Your goal: Take every line from the records below that includes the word "Generator".

Provided material:
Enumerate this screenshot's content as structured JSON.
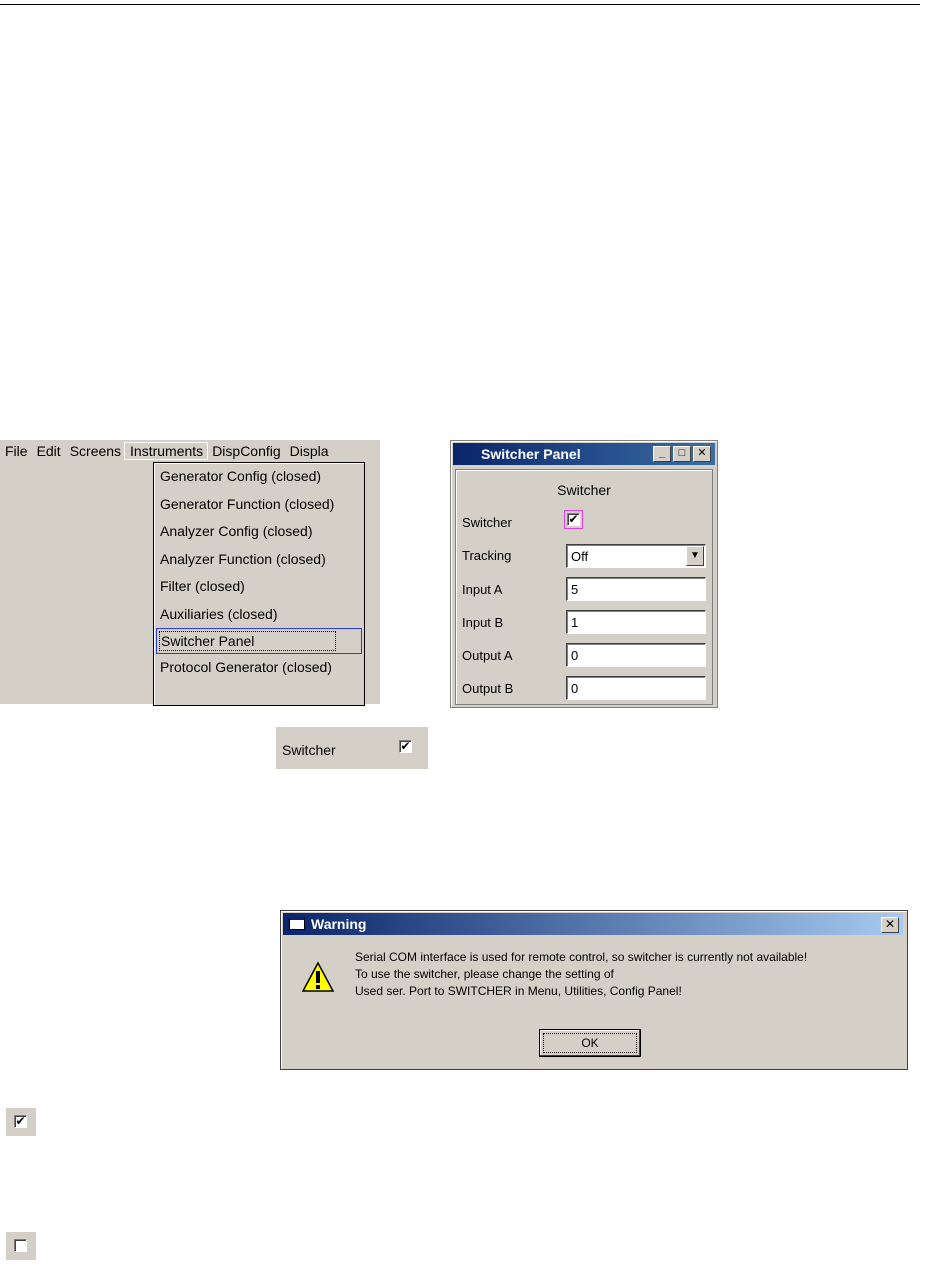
{
  "menubar": {
    "items": [
      "File",
      "Edit",
      "Screens",
      "Instruments",
      "DispConfig",
      "Displa"
    ]
  },
  "instruments_menu": {
    "items": [
      "Generator Config (closed)",
      "Generator Function (closed)",
      "Analyzer Config (closed)",
      "Analyzer Function (closed)",
      "Filter (closed)",
      "Auxiliaries (closed)",
      "Switcher Panel",
      "Protocol Generator (closed)"
    ]
  },
  "switcher_panel": {
    "title": "Switcher Panel",
    "section_title": "Switcher",
    "switcher_label": "Switcher",
    "switcher_checked": "✔",
    "tracking_label": "Tracking",
    "tracking_value": "Off",
    "input_a_label": "Input A",
    "input_a_value": "5",
    "input_b_label": "Input B",
    "input_b_value": "1",
    "output_a_label": "Output A",
    "output_a_value": "0",
    "output_b_label": "Output B",
    "output_b_value": "0"
  },
  "switcher_row": {
    "label": "Switcher",
    "check": "✔"
  },
  "warning_dialog": {
    "title": "Warning",
    "line1": "Serial COM interface is used for remote control, so switcher is currently not available!",
    "line2": "To use the switcher, please change the setting of",
    "line3": "Used ser. Port to SWITCHER in Menu, Utilities, Config Panel!",
    "ok_label": "OK"
  },
  "checkbox_icons": {
    "checked": "✔",
    "unchecked": ""
  }
}
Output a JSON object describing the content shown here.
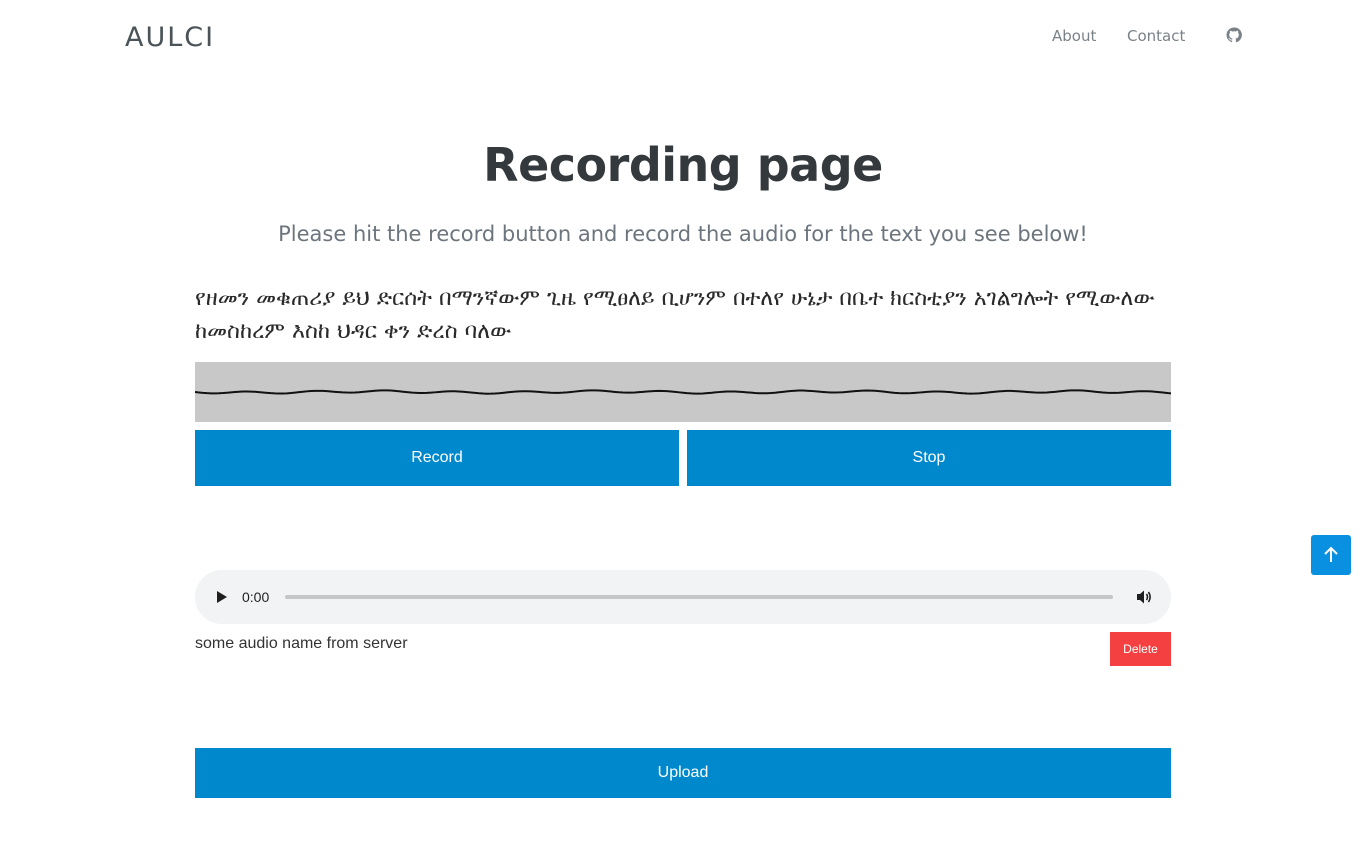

Problem solution:
      "Generator Config (closed)",
      "Generator Function (closed)",
      "Protocol Generator (closed)"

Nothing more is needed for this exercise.